From Wikibooks, open books for an open world
Jump to: navigation, search

Syntactic sugar is any additional redundant syntax in a programming language that makes the code easier to understand or write.

Summary of the various uses of syntactic sugar in Haskell:

Functions and constructors[edit]

For more information, see the chapter More on functions
description sweet unsweet
operators
a `mappend` b
1+2
mappend a b
(+) 1 2
sections
(+2)
(3-)
\x -> x + 2
\x -> 3 - x
unary minus[1]
-x
negate x
tuples[2]
(x,y)
(,) x y

Lists[edit]

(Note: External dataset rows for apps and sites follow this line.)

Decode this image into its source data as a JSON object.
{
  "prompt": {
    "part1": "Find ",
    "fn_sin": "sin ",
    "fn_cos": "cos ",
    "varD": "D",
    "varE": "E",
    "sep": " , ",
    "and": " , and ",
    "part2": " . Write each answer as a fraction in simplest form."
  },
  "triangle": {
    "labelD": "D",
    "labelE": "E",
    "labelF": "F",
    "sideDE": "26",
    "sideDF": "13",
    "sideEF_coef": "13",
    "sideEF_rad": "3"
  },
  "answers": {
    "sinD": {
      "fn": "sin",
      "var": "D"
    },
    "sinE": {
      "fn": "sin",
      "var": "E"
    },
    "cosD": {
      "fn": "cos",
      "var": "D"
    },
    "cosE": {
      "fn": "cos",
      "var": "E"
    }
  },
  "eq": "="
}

For more information, see the chapters Lists and tuples and More about lists
description sweet unsweet
lists
[1,2,3]
1:2:3:[]
further desugared to
(:) 1 ((:) 2 ((:) 3 []))
strings
"abc"
['a','b','c']
further desugared to
'a':'b':'c':[]
even furtherly desugared to
(:) 'a' ((:) 'b' ((:) 'c' []))
arithmetic sequences
[1..5]
[1,3..9]
[1..]
[1,3..]
enumFromTo 1 5
enumFromThenTo 1 3 9
enumFrom 1
enumFromThen 1 3
list comprehensions to functions
[ x | (x,y) <- foos, x < 2 ]
let ok (x,y) = if x < 2 then [x] else []
in concatMap ok foos
list comprehensions to list monad functions
[ x | (x,y) <- foos, x < 2 ]

[ (x, bar) | (x,y) <- foos,
              x < 2,
              bar <- bars,
              bar < y ]
foos >>= \(x, y) ->
guard (x < 2) >>
return x

foos >>= \(x, y) -> guard (x < 2) >>
                    bars >>= \bar ->
                    guard (bar < y) >>
                    return (x, bar)
-- or equivalently
do (x, y) <- foos
   guard (x < 2)
   bar <- bars
   guard (bar < y)
   return (x, bar)

Records[edit]

Do and proc notation[edit]

For more information, see the chapters Understanding monads and Arrows
description sweet unsweet
Sequencing
do putStrLn "one"
   putStrLn "two"
putStrLn "one" >>
putStrLn "two"
Monadic binding
do x <- getLine
   putStrLn $ "You typed: " ++ x
getLine >>= \x ->
putStrLn $ "You typed: " ++ x
Let binding
do let f xs = xs ++ xs
   putStrLn $ f "abc"
let f xs = xs ++ xs
in putStrLn $ f "abc"
Last line
do x
x

Other constructs[edit]

description sweet unsweet
if-then-else
if x then y else z
case x of
  True -> y
  False -> z

Literals[edit]

A number such as 5 in Haskell code is interpreted as fromInteger 5, where the 5 is an Integer. This allows the literal to be interpreted as Integer, Int, Float etc. Same goes with floating point numbers such as 3.3, which are interpreted as fromRational 3.3, where 3.3 is a Rational. GHC has OverloadedStrings extension, which enables the same behaviour for string types such as String and ByteString varieties from the Data.ByteString modules.

Type level[edit]

The type [Int] is equivalent to [] Int. This makes it obvious it is an application of [] type constructor (kind * -> *) to Int (kind *).

Analogously, (Bool, String) is equivalent to (,) Bool String, and the same goes with larger tuples.

Layout[edit]

For more information on layout, see the chapter on Indentation


Notes[edit]

  1. For types in the Num class, including user-defined ones.
  2. Analogous conversions hold for larger tuples.